A basic nginx configuration to support SCGI with Fossil looks like this:

        location /example/ {
            include scgi_params;

            scgi_param SCRIPT_NAME "/example";

            scgi_pass localhost:9000;
        }

The `scgi_params` file comes with nginx, and it simply translates nginx
internal variables to `scgi_param` directives to create SCGI environment
variables for the proxied program; in this case, Fossil. Our explicit
`scgi_param` call to define `SCRIPT_NAME` adds one more variable to this
set, which is necessary for this configuration to work properly, because
our repo isn’t at the root of the URL hierarchy. Without it, when Fossil
generates absolute URLs, they’ll be missing the `/example` part at the
start, which will typically cause [404 errors][404].

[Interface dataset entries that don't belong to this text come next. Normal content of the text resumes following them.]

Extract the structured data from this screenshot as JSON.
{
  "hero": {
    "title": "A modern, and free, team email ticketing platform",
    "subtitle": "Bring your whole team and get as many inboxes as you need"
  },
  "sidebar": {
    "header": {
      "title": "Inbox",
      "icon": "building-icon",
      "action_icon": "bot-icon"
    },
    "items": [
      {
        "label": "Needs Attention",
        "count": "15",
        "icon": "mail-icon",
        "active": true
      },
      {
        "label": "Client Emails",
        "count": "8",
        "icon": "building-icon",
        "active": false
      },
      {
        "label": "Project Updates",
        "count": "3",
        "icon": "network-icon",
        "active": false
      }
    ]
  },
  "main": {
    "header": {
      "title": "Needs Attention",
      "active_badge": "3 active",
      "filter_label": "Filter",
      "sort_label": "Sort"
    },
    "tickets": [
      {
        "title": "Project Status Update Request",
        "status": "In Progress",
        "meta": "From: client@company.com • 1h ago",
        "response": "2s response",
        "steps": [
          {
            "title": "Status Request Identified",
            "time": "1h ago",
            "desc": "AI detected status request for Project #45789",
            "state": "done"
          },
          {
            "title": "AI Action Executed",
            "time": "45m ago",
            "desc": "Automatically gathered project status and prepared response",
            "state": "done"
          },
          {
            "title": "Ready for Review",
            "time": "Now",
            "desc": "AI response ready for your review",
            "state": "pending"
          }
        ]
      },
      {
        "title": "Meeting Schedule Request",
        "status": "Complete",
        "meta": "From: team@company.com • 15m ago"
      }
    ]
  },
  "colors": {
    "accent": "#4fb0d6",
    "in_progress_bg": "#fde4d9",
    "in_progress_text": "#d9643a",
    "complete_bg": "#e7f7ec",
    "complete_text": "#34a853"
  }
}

The final directive simply tells nginx to proxy all calls to URLs under
`/example` down to an SCGI program on TCP port 9000. We can temporarily
set Fossil up as a server on that port like so:

        $ fossil server /path/to/repo.fossil --scgi --localhost --port 9000 &

The `--scgi` option switches Fossil into SCGI mode from its default,
which is [stand-alone HTTP server mode](./none.md). All of the other
options discussed in that linked document — such as the ability to serve
a directory full of Fossil repositories rather than just a single
repository — work the same way in SCGI mode.

................................................................................
expose Fossil service to the outside world, so there is no good reason
to allow outsiders to contact this Fossil SCGI server directly.

Giving an explicit non-default TCP port number via `--port` is a good
idea to avoid conflicts with use of Fossil’s default TCP service port,
8080, which may conflict with local uses of `fossil ui` and such.

We characterized the SCGI service start command above as “temporary”
because running Fossil in the background like that means it won’t start
back up on a reboot of the server. A simple solution to that is to add
that command to `/etc/rc.local` on systems that have it. However, you

might want to consider setting Fossil up as an OS service instead, so
that you get the benefits of the platform’s service management
framework:


*   [Linux (systemd)](../debian/service.md)
*   [Windows service](../windows/service.md)
*   [macOS (launchd)](../macos/service.md)
*   [xinetd](../any/xinetd.md)
*   [inetd](../any/inetd.md)

We go into more detail on nginx service setup with Fossil in our
[Debian/Ubuntu specific guide](../debian/nginx.md). Then in [a later

article](../../tls-nginx.md) that builds upon that, we show how to add
TLS encryption to this basic SCGI + nginx setup on Debian type OSes.

*[Return to the top-level Fossil server article.](../)*

[404]: https://en.wikipedia.org/wiki/HTTP_404